H. Pancho Timmons was about to drop out of Slippery Rock University when a 5-minute conversation changed his life. His writing teacher recognized his classroom struggles as undiagnosed dyslexia and encouraged him to get the proper help.
He followed that advice, stayed in school and went on to earn a couple of master’s degrees.
His early experience overcoming a disability helped direct his career of helping others. He worked for 14 years with the Office of Rehab Services, but he felt he could do more and moved on.
Today, at age 42, Pancho is the CEO of Pennsylvania Youth Initiative (PYI), an organization that gives career opportunities to transition-aged kids with disabilities and increases workplace diversity and inclusion.
Approximately 275,000 students in Pennsylvania have a disability.

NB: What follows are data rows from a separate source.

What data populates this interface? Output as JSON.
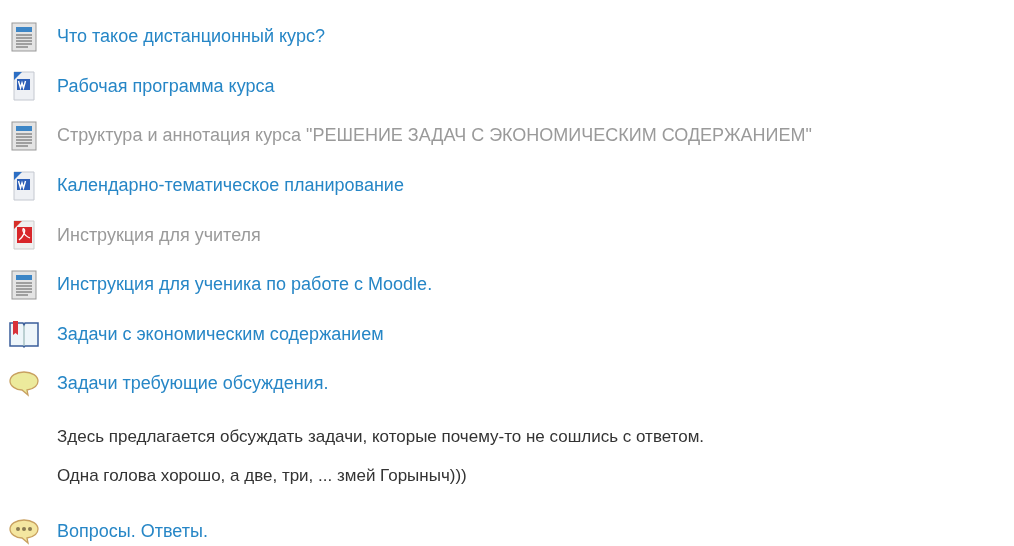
{
  "items": [
    {
      "kind": "page",
      "title": "Что такое дистанционный курс?",
      "dimmed": false
    },
    {
      "kind": "word",
      "title": "Рабочая программа курса",
      "dimmed": false
    },
    {
      "kind": "page",
      "title": "Структура и аннотация курса \"РЕШЕНИЕ ЗАДАЧ С ЭКОНОМИЧЕСКИМ СОДЕРЖАНИЕМ\"",
      "dimmed": true
    },
    {
      "kind": "word",
      "title": "Календарно-тематическое планирование",
      "dimmed": false
    },
    {
      "kind": "pdf",
      "title": "Инструкция для учителя",
      "dimmed": true
    },
    {
      "kind": "page",
      "title": "Инструкция для ученика по работе с Moodle.",
      "dimmed": false
    },
    {
      "kind": "book",
      "title": "Задачи с экономическим содержанием",
      "dimmed": false
    },
    {
      "kind": "forum",
      "title": "Задачи требующие обсуждения.",
      "dimmed": false,
      "description": [
        "Здесь предлагается обсуждать задачи, которые почему-то не сошлись с ответом.",
        "Одна голова хорошо, а две, три, ... змей Горыныч)))"
      ]
    },
    {
      "kind": "chat",
      "title": "Вопросы. Ответы.",
      "dimmed": false
    }
  ]
}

The unemployment rate for them is double that of the rest of the population, according to the Department of Labor and Industry.
In the nearly two years since PYI formed, the organization has helped more than 300 job-seekers find happiness and employment.
High school juniors and seniors throughout Allegheny County will attend PYI’s Reverse Job Fair on May 16 at Plum High School. With help from staff and volunteers, students create displays – picture tri-fold, stand-up resumes – that exemplify their skills, interests and goals. The displays allow company representatives walking through the room to see what the kids have to offer employers. The event includes a networking lunch and advice from guest speaker David Loshelder, an author and leadership expert with 3LG Solutions.
Local employers have been receptive to the idea. Corporate donations are PYI’s biggest funding source. Sponsorship opportunities are still available.
“None of our events work without companies talking to our kids about real-world issues,” Pancho says.
PYI also sponsors a Youth Business Leadership Seminar where students work on a small business plan. They practice their networking skills by contacting employers for information about their businesses. Kids are partnered with an email pen pal to practice professional online correspondence.
During State Rep. Dan Miller’s annual Disability & Mental Health Summit in March, high school students learned networking, leadership and advocacy skills so they can voice their ideas and concerns to local politicians.
“It’s an exciting time for us,” Pancho says. “We’re in an age of massive growth looking to expand our message and be as much value to the community as we can right now.”